A hospital depends on an operating budget to predict future revenues and expenses. It guides the hospital management to monitor their expenditure so that the actual budget does not exceed the forecasted projection.

How Revenue Affects Patients

Patient satisfaction is interconnected to hospital revenue. In an HCAHPS survey, a five-point increase in hospital ratings caused a 1% increase in the profit margin. For healthcare organizations looking to improve their revenues, how they treat their patients is significant.

While revenue outcomes are keenly followed by senior management and hospital shareholders, they also impact the experience of patients. First, healthcare organizations need revenue to hire medical staff such as receptionists, security, nurses, and physicians. They’re crucial in ensuring the effective administration of inpatient and outpatient services. In addition, they need to purchase important medical equipment and restock their medical supplies and medicines. If hospitals fail to meet their revenue targets, patients suffer by way of poor attendance, long waiting times, and decreased recovery rates.

Hospitals deal with a complex system of billing and payers to ensure reimbursement of their services. It’s expected that these payers will interact with patients. The payers mustn’t interfere with decisions made between the physician and patient to optimize the best health outcome. The upside is that payers are encouraging hospitals to adopt a value-based payment model which gives priority to the quality and cost of services received by patients. Here, the patients receive the best care at a low cost.

Research plays a big role in ensuring patient-centered care. Healthcare systems are increasingly adopting evidence-based research to ensure standard patient care practices. Hospitals are known to perform clinical research to help deal with disease management. However, research can be capital intensive and hospitals have to mobilize for finances. Adequate healthcare revenue for research will translate to better patient care.

Managing Healthcare Accounting and Revenue

Healthcare accounting is predicted to continue evolving in the coming years considering the ever-changing trends in healthcare. Healthcare organizations have been forced to reevaluate their accounting processes to accommodate the impacts of Covid-19 such as loss of revenue. There are also other factors such as technology and cybersecurity, as well as expected changes in accounting and auditing standards. The most important action is for health organizations to maintain their accounting systems as per the set standards and laws while constantly following up on arising changes to stay up to date.
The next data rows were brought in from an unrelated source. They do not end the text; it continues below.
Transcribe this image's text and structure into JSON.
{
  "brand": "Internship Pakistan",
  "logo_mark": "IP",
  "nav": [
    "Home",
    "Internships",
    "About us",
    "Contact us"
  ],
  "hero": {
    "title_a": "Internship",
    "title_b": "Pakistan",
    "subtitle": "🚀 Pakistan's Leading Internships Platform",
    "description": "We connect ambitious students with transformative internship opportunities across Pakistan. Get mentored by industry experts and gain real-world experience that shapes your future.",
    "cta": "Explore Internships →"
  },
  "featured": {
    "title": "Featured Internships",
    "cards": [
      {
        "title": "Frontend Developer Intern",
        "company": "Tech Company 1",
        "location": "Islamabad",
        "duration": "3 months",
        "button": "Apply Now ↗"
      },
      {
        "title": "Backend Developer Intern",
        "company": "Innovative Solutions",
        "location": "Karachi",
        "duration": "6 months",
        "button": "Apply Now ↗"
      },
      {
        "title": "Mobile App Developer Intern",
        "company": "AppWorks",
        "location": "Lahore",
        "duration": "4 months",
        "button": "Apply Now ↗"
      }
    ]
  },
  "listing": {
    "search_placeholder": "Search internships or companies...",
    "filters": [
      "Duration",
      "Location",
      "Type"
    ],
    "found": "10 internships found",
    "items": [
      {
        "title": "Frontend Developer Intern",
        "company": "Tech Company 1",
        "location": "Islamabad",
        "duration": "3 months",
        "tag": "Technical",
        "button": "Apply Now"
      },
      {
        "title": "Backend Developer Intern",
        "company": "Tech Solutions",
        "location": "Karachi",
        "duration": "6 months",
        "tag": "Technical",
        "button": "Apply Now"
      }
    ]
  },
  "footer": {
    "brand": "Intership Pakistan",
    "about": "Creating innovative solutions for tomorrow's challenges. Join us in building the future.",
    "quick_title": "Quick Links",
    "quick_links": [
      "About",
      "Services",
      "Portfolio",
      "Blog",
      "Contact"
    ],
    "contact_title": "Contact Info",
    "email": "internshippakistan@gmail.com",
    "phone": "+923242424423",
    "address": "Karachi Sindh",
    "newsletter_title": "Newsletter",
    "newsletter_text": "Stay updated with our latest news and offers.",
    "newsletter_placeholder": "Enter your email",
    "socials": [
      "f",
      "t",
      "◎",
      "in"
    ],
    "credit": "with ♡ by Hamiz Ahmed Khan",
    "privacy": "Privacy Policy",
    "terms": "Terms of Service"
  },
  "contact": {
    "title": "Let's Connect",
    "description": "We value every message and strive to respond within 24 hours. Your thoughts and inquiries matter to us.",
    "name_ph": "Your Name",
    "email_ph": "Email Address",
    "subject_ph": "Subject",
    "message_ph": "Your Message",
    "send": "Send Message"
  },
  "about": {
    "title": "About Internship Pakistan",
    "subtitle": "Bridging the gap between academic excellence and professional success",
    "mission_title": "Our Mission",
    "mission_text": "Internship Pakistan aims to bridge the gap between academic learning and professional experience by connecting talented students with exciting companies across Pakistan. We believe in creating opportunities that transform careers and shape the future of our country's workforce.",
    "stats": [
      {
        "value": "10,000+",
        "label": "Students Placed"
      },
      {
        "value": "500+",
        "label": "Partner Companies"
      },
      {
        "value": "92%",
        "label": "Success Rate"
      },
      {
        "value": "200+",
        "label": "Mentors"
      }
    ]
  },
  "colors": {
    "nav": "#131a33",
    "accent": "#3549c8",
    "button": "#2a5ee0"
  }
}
VIE Healthcare Consulting is a reliable partner in helping healthcare organizations to manage healthcare management costs to achieve a high profit margin and optimize relevant data insights to make informed decisions. We have considerable experience and resources to help an organization navigate through the concepts of healthcare accounting as well as effectively implement them in daily accounting practices. If you have any questions, please contact us today.